Even before the horses had crossed the finish line at Detroit Race Course, the crowd had started booing. In the press box writers were laughing and agreeing that they had never seen anything like it.

The fourth race at Detroit on July 1, a rock-bottom claiming event for fillies and mares, looked like a racetrack's version of "the gang that couldn't shoot straight." It was so flagrantly and clumsily larcenous that anybody should have been able to see that it wasn't on the level. Even a steward.

"Right out of the gate you could tell what was happening," said Gene Guidi, turf writer for the Detroit Free Press. "Even the fans picked up on it."

One horse was checked sharply as he came out of the gate.Another started to go ridiculously wide. A jockey who had daylight in front of him steered his mount into heavy traffic. And in the stretch, the rider of one horse who was getting too close to the lead stood up in the irons and yanked the reins.

While all this was going on in the rear of the field, a filly named Cotton Up was winning at surprisingly low odds of 4 to 1 while Touch of Velvet ran second at 13 to 1. The $3 exacta figured to pay $175 or thereabouts.

When the result was official and the tote board said the exacta paid $59, the crowd booed more and, Guidi said, "I knew I'd seen a boat race."

The reporter raced to the stewards' office. There he would see evidence of a well-documented phenomenon: even though recent trials have disclosed evidence of many race-fixings around the country, stewards never, ever see anything wrong.

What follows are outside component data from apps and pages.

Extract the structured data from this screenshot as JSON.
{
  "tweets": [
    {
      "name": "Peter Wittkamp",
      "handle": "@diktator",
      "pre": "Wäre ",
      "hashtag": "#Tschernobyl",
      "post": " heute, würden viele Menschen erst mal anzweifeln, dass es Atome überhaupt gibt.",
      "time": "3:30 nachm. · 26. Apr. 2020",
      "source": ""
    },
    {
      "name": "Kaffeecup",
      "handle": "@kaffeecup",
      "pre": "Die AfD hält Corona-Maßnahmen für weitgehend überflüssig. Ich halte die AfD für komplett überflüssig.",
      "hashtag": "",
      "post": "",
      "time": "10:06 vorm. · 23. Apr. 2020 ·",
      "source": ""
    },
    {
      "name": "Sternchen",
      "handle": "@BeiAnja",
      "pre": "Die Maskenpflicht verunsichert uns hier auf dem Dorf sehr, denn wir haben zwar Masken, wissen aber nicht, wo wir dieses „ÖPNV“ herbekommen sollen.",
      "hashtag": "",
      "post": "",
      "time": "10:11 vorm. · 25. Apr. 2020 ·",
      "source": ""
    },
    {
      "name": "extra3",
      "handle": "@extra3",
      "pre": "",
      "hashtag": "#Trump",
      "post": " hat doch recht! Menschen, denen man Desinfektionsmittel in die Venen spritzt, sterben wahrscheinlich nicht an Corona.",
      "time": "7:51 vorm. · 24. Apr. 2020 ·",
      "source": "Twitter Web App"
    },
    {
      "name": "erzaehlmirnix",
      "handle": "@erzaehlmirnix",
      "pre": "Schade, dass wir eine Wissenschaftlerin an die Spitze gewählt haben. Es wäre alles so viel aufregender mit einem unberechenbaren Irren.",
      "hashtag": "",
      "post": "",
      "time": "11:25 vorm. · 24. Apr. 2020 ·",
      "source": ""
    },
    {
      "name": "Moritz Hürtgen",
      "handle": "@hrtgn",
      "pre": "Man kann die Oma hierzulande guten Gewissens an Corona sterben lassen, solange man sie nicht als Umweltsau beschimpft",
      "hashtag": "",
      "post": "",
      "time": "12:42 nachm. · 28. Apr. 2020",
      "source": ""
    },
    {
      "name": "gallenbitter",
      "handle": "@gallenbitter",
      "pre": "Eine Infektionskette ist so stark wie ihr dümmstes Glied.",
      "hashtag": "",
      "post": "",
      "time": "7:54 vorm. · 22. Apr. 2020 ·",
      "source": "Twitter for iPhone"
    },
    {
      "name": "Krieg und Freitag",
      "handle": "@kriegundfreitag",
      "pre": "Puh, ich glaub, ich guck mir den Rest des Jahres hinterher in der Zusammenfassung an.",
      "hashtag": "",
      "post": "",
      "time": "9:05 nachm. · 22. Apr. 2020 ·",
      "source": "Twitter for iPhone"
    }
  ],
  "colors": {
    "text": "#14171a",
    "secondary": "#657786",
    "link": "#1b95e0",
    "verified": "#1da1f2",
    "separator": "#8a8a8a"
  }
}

"I don't believe it!" Guidi exclaimed as he and a steward watched the film of jockey John Rupert standing up in the irons through the stretch.

"The horse was trying to get out all the way," the steward said, suggesting that the jockey had to stand up to control the animal and stop him from drifting wider.

They looked at film that showed jockey Jeff Anderson keeping the favorite on the rail -- the worst part of the tract at Detroit -- and then steering him behind the other horses.

"He might have been trying to stay away from a horse who was lugging in," a steward suggested.

Like so many racing officials, the Detroit stewards were mouthing the alibis that the jockeys would have given them. Guidi was appalled. He wrote a story detailing what he had seen and how the stewards had reacted to the race, and the Detroit Free Press splashed it under a banner headline.

Then the stewards became paragons of vigilance. The next day, they got a report from the track's mutuels department that revealed unusual betting patterns on the race; someone had bet a pair of $600 exactas combining Cotton Up with two other horses.

Then the stewards summoned three jockeys and their lawyers, interrogated them and finally handed six-month suspensions to Rupert and Anderson. The jockeys may have owned their much-deserved fate as much to Guidi as to the stewards.